# WORK REQUEST
An exact restatement of all the data is required, with the pictures left out.

# DATA FOR REVIEW
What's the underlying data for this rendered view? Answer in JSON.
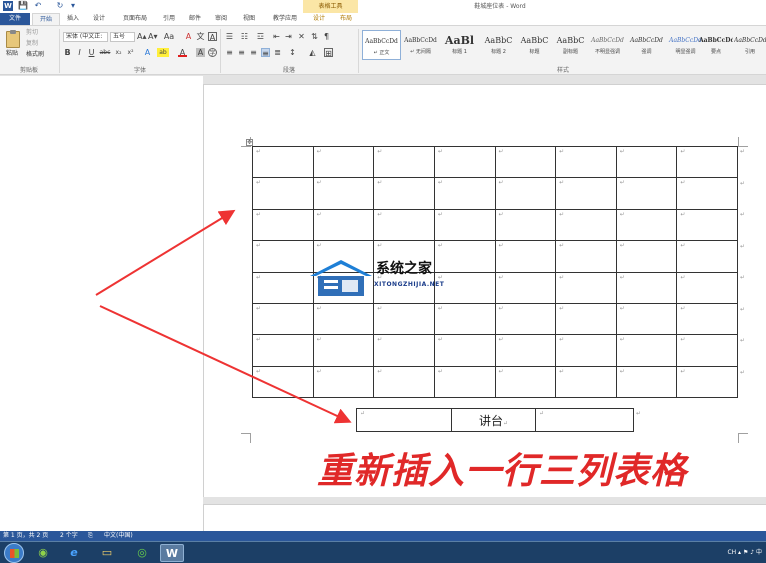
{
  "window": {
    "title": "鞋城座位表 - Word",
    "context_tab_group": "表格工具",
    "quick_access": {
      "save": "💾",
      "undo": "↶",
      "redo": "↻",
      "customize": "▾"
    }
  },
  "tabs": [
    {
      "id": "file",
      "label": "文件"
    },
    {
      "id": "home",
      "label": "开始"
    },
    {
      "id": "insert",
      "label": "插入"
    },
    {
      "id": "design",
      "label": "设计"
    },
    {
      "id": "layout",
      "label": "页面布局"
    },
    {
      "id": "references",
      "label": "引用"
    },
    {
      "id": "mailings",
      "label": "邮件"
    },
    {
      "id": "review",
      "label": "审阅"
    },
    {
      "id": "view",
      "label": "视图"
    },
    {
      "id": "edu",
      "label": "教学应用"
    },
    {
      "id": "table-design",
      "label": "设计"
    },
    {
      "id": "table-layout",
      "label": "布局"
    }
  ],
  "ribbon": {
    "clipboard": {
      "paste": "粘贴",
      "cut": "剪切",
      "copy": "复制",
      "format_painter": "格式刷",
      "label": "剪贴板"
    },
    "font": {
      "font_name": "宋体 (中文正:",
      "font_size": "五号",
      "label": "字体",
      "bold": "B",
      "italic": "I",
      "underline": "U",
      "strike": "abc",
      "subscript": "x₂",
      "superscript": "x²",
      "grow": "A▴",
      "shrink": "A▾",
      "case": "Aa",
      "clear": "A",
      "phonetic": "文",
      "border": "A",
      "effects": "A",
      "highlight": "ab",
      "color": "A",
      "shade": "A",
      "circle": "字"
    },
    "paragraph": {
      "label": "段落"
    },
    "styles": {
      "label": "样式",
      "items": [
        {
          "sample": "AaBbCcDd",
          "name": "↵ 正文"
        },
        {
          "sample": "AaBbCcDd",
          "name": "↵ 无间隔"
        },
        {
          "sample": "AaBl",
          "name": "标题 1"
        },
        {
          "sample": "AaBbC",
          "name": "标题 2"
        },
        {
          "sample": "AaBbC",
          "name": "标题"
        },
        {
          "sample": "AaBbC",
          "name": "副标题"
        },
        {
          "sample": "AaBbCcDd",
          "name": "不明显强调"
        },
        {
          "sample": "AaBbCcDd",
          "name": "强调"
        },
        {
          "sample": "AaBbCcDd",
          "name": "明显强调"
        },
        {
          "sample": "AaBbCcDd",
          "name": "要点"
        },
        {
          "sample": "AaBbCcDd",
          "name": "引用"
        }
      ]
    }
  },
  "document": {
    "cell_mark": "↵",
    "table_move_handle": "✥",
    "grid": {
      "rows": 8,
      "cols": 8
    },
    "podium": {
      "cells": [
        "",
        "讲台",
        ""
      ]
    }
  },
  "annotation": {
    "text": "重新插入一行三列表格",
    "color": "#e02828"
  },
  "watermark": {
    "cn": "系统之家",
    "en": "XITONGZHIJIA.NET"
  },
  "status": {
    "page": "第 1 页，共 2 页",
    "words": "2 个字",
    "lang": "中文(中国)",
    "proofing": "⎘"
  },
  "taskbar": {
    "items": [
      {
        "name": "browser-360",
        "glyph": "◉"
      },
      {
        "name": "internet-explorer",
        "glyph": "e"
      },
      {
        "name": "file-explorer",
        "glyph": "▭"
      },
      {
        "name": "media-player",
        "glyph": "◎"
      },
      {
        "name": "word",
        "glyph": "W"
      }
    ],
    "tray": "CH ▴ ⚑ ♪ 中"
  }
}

# RESPONSE
What's the underlying data for this rendered view? Answer in JSON.
{
  "window": {
    "title": "鞋城座位表 - Word",
    "context_tab_group": "表格工具",
    "quick_access": {
      "save": "💾",
      "undo": "↶",
      "redo": "↻",
      "customize": "▾"
    }
  },
  "tabs": [
    {
      "id": "file",
      "label": "文件"
    },
    {
      "id": "home",
      "label": "开始"
    },
    {
      "id": "insert",
      "label": "插入"
    },
    {
      "id": "design",
      "label": "设计"
    },
    {
      "id": "layout",
      "label": "页面布局"
    },
    {
      "id": "references",
      "label": "引用"
    },
    {
      "id": "mailings",
      "label": "邮件"
    },
    {
      "id": "review",
      "label": "审阅"
    },
    {
      "id": "view",
      "label": "视图"
    },
    {
      "id": "edu",
      "label": "教学应用"
    },
    {
      "id": "table-design",
      "label": "设计"
    },
    {
      "id": "table-layout",
      "label": "布局"
    }
  ],
  "ribbon": {
    "clipboard": {
      "paste": "粘贴",
      "cut": "剪切",
      "copy": "复制",
      "format_painter": "格式刷",
      "label": "剪贴板"
    },
    "font": {
      "font_name": "宋体 (中文正:",
      "font_size": "五号",
      "label": "字体",
      "bold": "B",
      "italic": "I",
      "underline": "U",
      "strike": "abc",
      "subscript": "x₂",
      "superscript": "x²",
      "grow": "A▴",
      "shrink": "A▾",
      "case": "Aa",
      "clear": "A",
      "phonetic": "文",
      "border": "A",
      "effects": "A",
      "highlight": "ab",
      "color": "A",
      "shade": "A",
      "circle": "字"
    },
    "paragraph": {
      "label": "段落"
    },
    "styles": {
      "label": "样式",
      "items": [
        {
          "sample": "AaBbCcDd",
          "name": "↵ 正文"
        },
        {
          "sample": "AaBbCcDd",
          "name": "↵ 无间隔"
        },
        {
          "sample": "AaBl",
          "name": "标题 1"
        },
        {
          "sample": "AaBbC",
          "name": "标题 2"
        },
        {
          "sample": "AaBbC",
          "name": "标题"
        },
        {
          "sample": "AaBbC",
          "name": "副标题"
        },
        {
          "sample": "AaBbCcDd",
          "name": "不明显强调"
        },
        {
          "sample": "AaBbCcDd",
          "name": "强调"
        },
        {
          "sample": "AaBbCcDd",
          "name": "明显强调"
        },
        {
          "sample": "AaBbCcDd",
          "name": "要点"
        },
        {
          "sample": "AaBbCcDd",
          "name": "引用"
        }
      ]
    }
  },
  "document": {
    "cell_mark": "↵",
    "table_move_handle": "✥",
    "grid": {
      "rows": 8,
      "cols": 8
    },
    "podium": {
      "cells": [
        "",
        "讲台",
        ""
      ]
    }
  },
  "annotation": {
    "text": "重新插入一行三列表格",
    "color": "#e02828"
  },
  "watermark": {
    "cn": "系统之家",
    "en": "XITONGZHIJIA.NET"
  },
  "status": {
    "page": "第 1 页，共 2 页",
    "words": "2 个字",
    "lang": "中文(中国)",
    "proofing": "⎘"
  },
  "taskbar": {
    "items": [
      {
        "name": "browser-360",
        "glyph": "◉"
      },
      {
        "name": "internet-explorer",
        "glyph": "e"
      },
      {
        "name": "file-explorer",
        "glyph": "▭"
      },
      {
        "name": "media-player",
        "glyph": "◎"
      },
      {
        "name": "word",
        "glyph": "W"
      }
    ],
    "tray": "CH ▴ ⚑ ♪ 中"
  }
}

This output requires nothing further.